A major debate has unfolded in China in recent months among Chinese security experts and commentators who have weighed in on whether China should play a role in helping the West stabilize Afghanistan. In an interview with CNR.Cn, the deputy director of the National Defense University’s Institute of Strategic Studies, Wang Baofu, questioned the efficacy of any Chinese troop deployments in stabilizing Afghanistan, especially in light of the inability of tens of thousands of troops to stabilize the situation. Wang argues that the allied forces are instead trying to shift the risks and responsibilities of the conflict from themselves (Xinhua News Agency, January 4). The deputy dean of the School of International Studies at Renmin University said bluntly: “The expectations in the U.S. that China will send armed police to Afghanistan, that is too much for China.” “It is possible that China will send more money, but armed men, no way”, says Jin Canrong (Financial Times, November 12, 2009).  Moreover, several commentaries published by the Beijing-based Global Times’ newspaper have suggested that Beijing could possibly deploy police forces to Afghanistan instead of military forces, yet whether such deployments should be made is contingent upon them being used as a bargaining chip with the United States to secure China’s other national interests, which appears to be an oblique reference to obtaining U.S. support for some sort of quid pro quo on Taiwan (Xinhua News Agency, December 23, 2008).

At the same time, there are also those who view NATO operations in Afghanistan more cynically and see them as part of a U.S. strategy to gain control over Central Asia.
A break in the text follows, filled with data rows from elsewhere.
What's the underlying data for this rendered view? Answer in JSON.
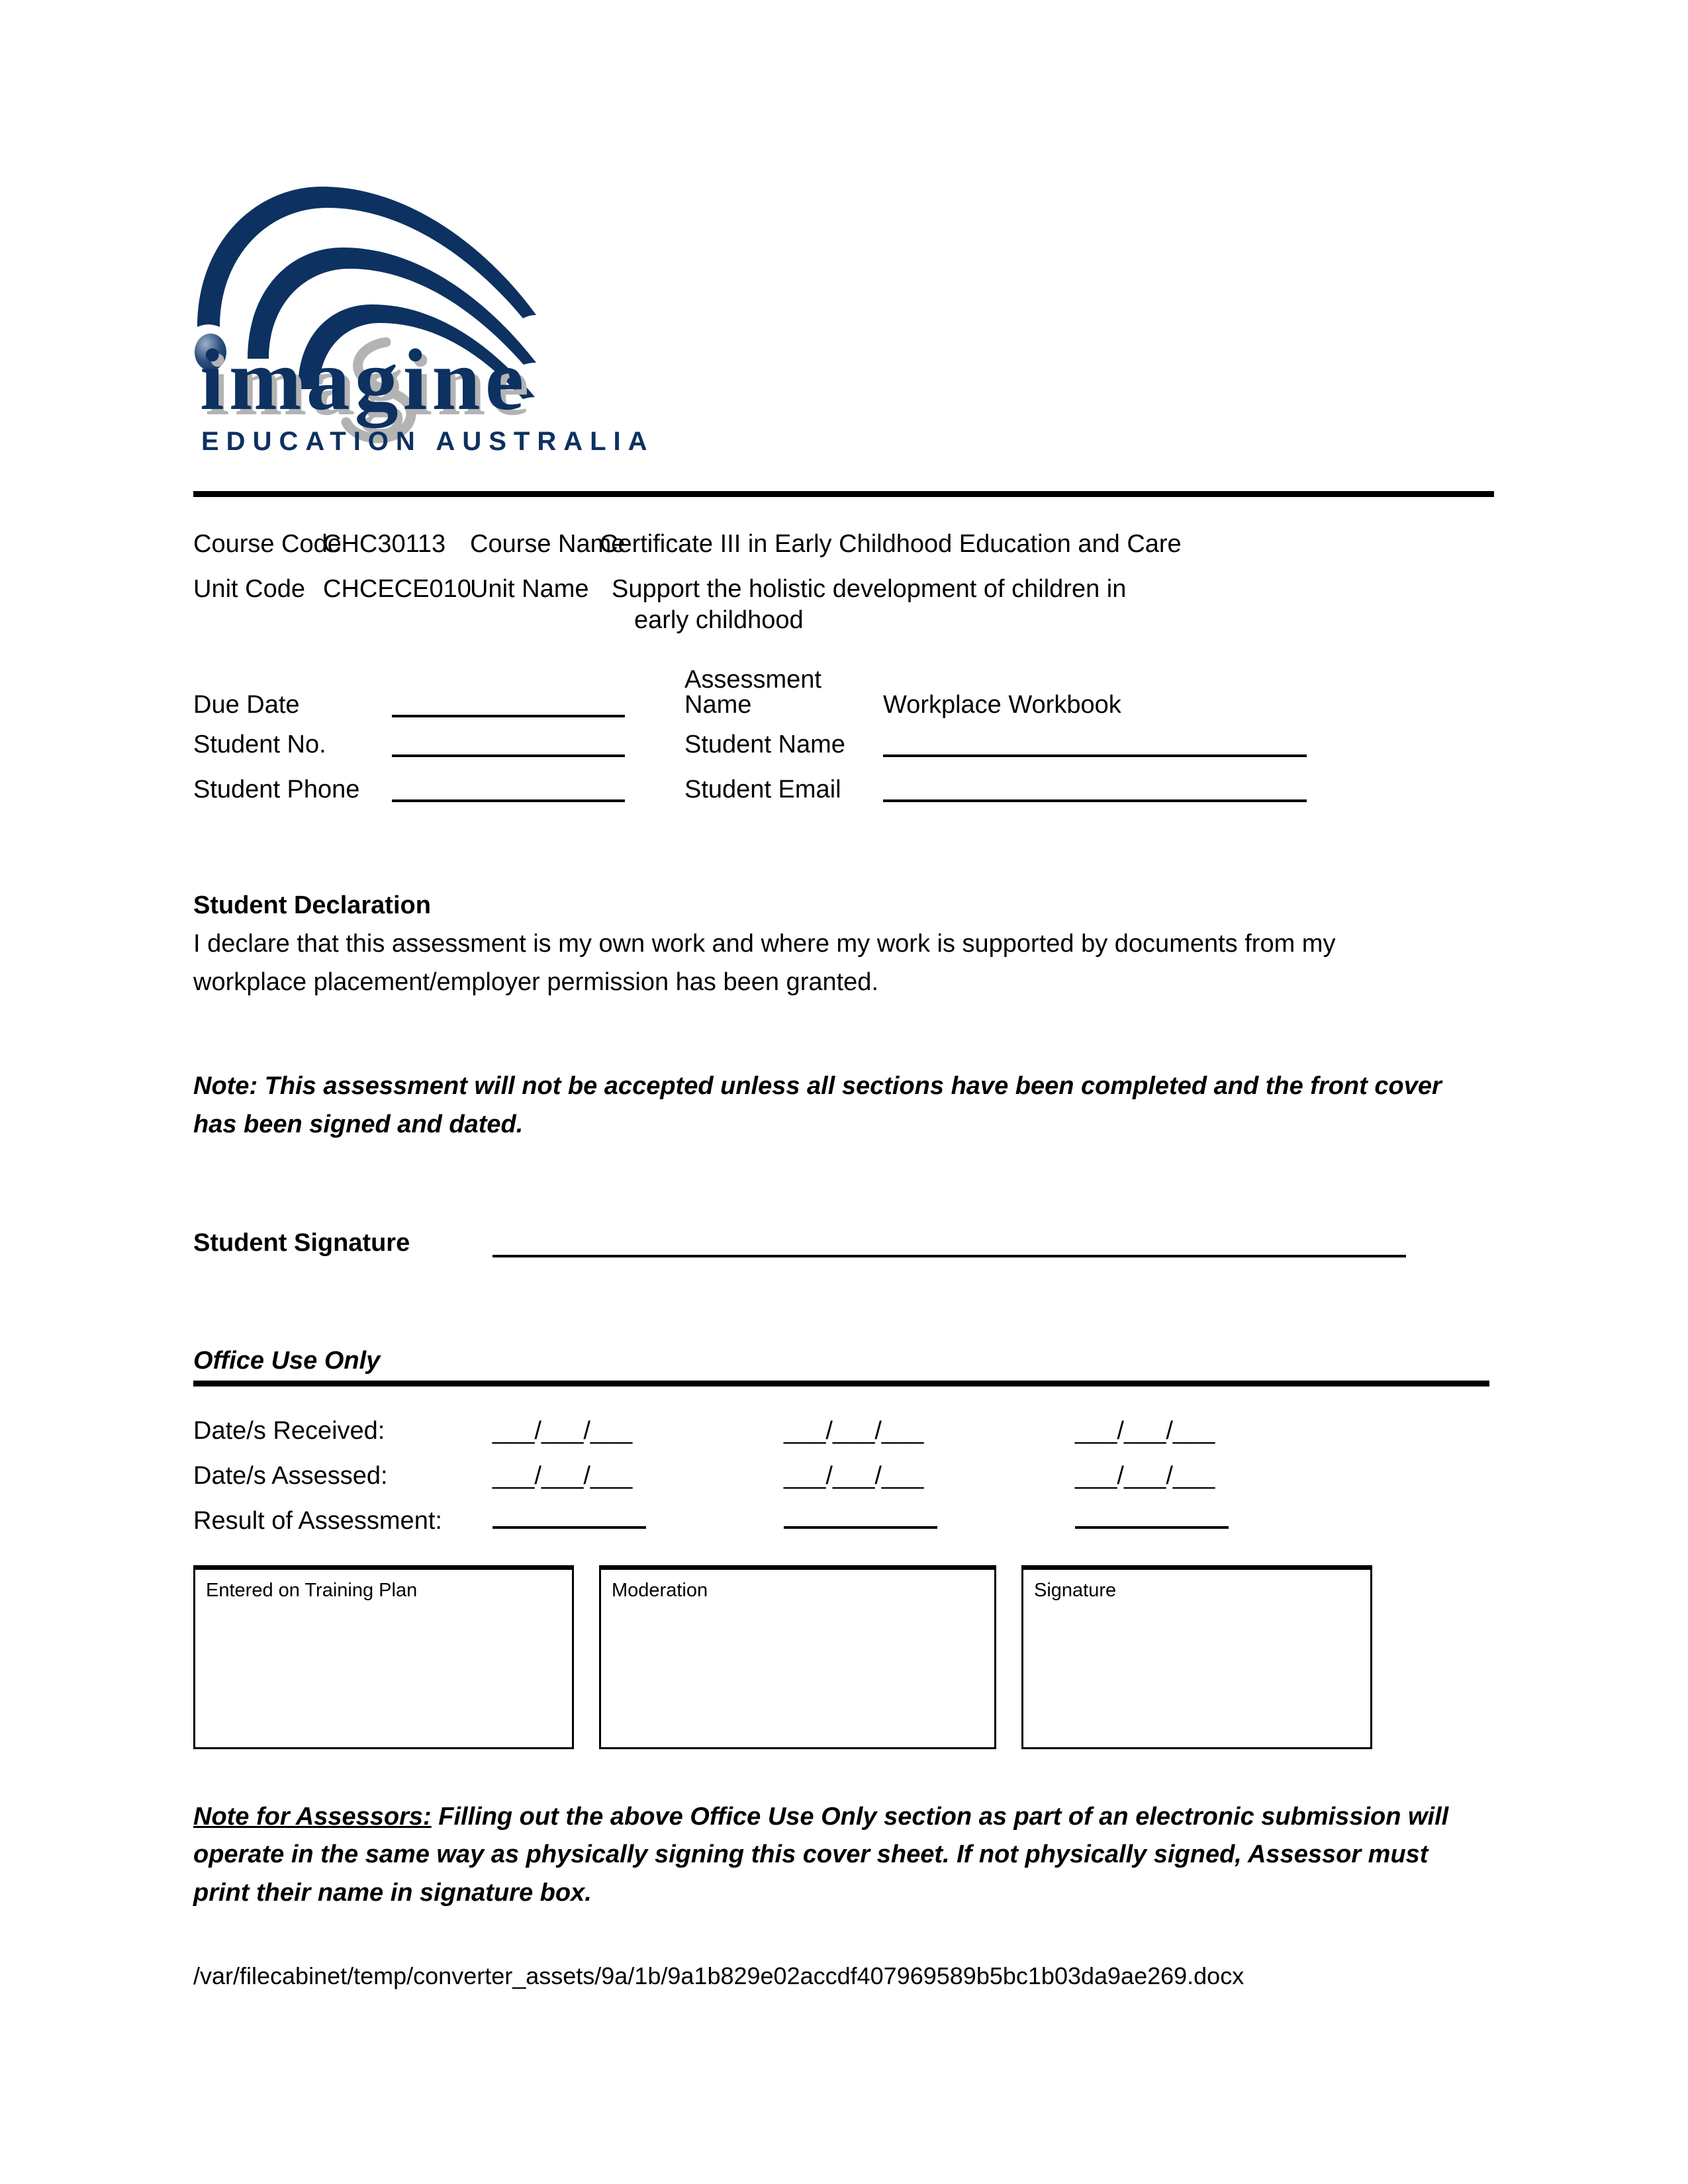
{
  "logo": {
    "wordmark": "imagine",
    "tagline": "EDUCATION AUSTRALIA",
    "navy": "#0d3161",
    "shadow_gray": "#b3b3b3",
    "dot_gradient_light": "#8fa6c4",
    "dot_gradient_dark": "#0d3161"
  },
  "course": {
    "course_code_label": "Course Code",
    "course_code_value": "CHC30113",
    "course_name_label": "Course Name",
    "course_name_value": "Certificate III in Early Childhood Education and Care",
    "unit_code_label": "Unit Code",
    "unit_code_value": "CHCECE010",
    "unit_name_label": "Unit Name",
    "unit_name_value_line1": "Support the holistic development of children in",
    "unit_name_value_line2": "early childhood"
  },
  "student": {
    "due_date_label": "Due Date",
    "due_date_value": "",
    "assessment_name_label": "Assessment Name",
    "assessment_name_value": "Workplace Workbook",
    "student_no_label": "Student No.",
    "student_no_value": "",
    "student_name_label": "Student Name",
    "student_name_value": "",
    "student_phone_label": "Student Phone",
    "student_phone_value": "",
    "student_email_label": "Student Email",
    "student_email_value": ""
  },
  "declaration": {
    "heading": "Student Declaration",
    "body": "I declare that this assessment is my own work and where my work is supported by documents from my workplace placement/employer permission has been granted.",
    "note": "Note: This assessment will not be accepted unless all sections have been completed and the front cover has been signed and dated.",
    "signature_label": "Student Signature",
    "signature_value": ""
  },
  "office": {
    "heading": "Office Use Only",
    "dates_received_label": "Date/s Received:",
    "dates_assessed_label": "Date/s Assessed:",
    "result_label": "Result of Assessment:",
    "date_placeholder": "___/___/___",
    "dates_received": [
      "___/___/___",
      "___/___/___",
      "___/___/___"
    ],
    "dates_assessed": [
      "___/___/___",
      "___/___/___",
      "___/___/___"
    ],
    "results": [
      "",
      "",
      ""
    ],
    "boxes": [
      {
        "label": "Entered on Training Plan",
        "value": ""
      },
      {
        "label": "Moderation",
        "value": ""
      },
      {
        "label": "Signature",
        "value": ""
      }
    ],
    "assessor_note_prefix": "Note for Assessors:",
    "assessor_note_body": "  Filling out the above Office Use Only section as part of an electronic submission will operate in the same way as physically signing this cover sheet. If not physically signed, Assessor must print their name in signature box."
  },
  "footer": {
    "path": "/var/filecabinet/temp/converter_assets/9a/1b/9a1b829e02accdf407969589b5bc1b03da9ae269.docx"
  }
}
For example, the Hong Kong-based newspaper Wen Wei Po, which takes a pro-Beijing line, took a skeptical position on the issue and suggested that Beijing remain vigilant and take a cautious attitude toward Afghanistan (Wen Wei Po, January 4). The director of the Central Asia Research Institute at the Xinjiang Social Science Academy, Pang Zhiping, echoed this view in a recent interview pointing out that the most important task for China’s frontier defense is to keep global terrorist forces out of China and prevent them from joining with so-called “separatist” forces. “Why would you make yourself the target of global terrorist organizations?” Pang added (China Review News, December 28, 2009).

These debates reflect China’s continued reluctance to play any sort of military or security role in Afghanistan in the near future. Yet at the same time it is undeniable that there is a growing realization in Beijing that Sino interests may be more threatened by a U.S. failure in Afghanistan. In light of China’s growing economic footprint in Afghanistan, it remains to be seen whether these developments along the Wakhan Corridor will actually translate into a greater Chinese willingness to play any sort of military or security role in Afghanistan. However, given Chinese efforts to modernize and upgrade its infrastructure in the region bordering the Wakhan Corridor, it is becoming increasingly visible that China perceives a growing need to safeguard its interests in the region, especially as its strategic and economic interests in Afghanistan grow.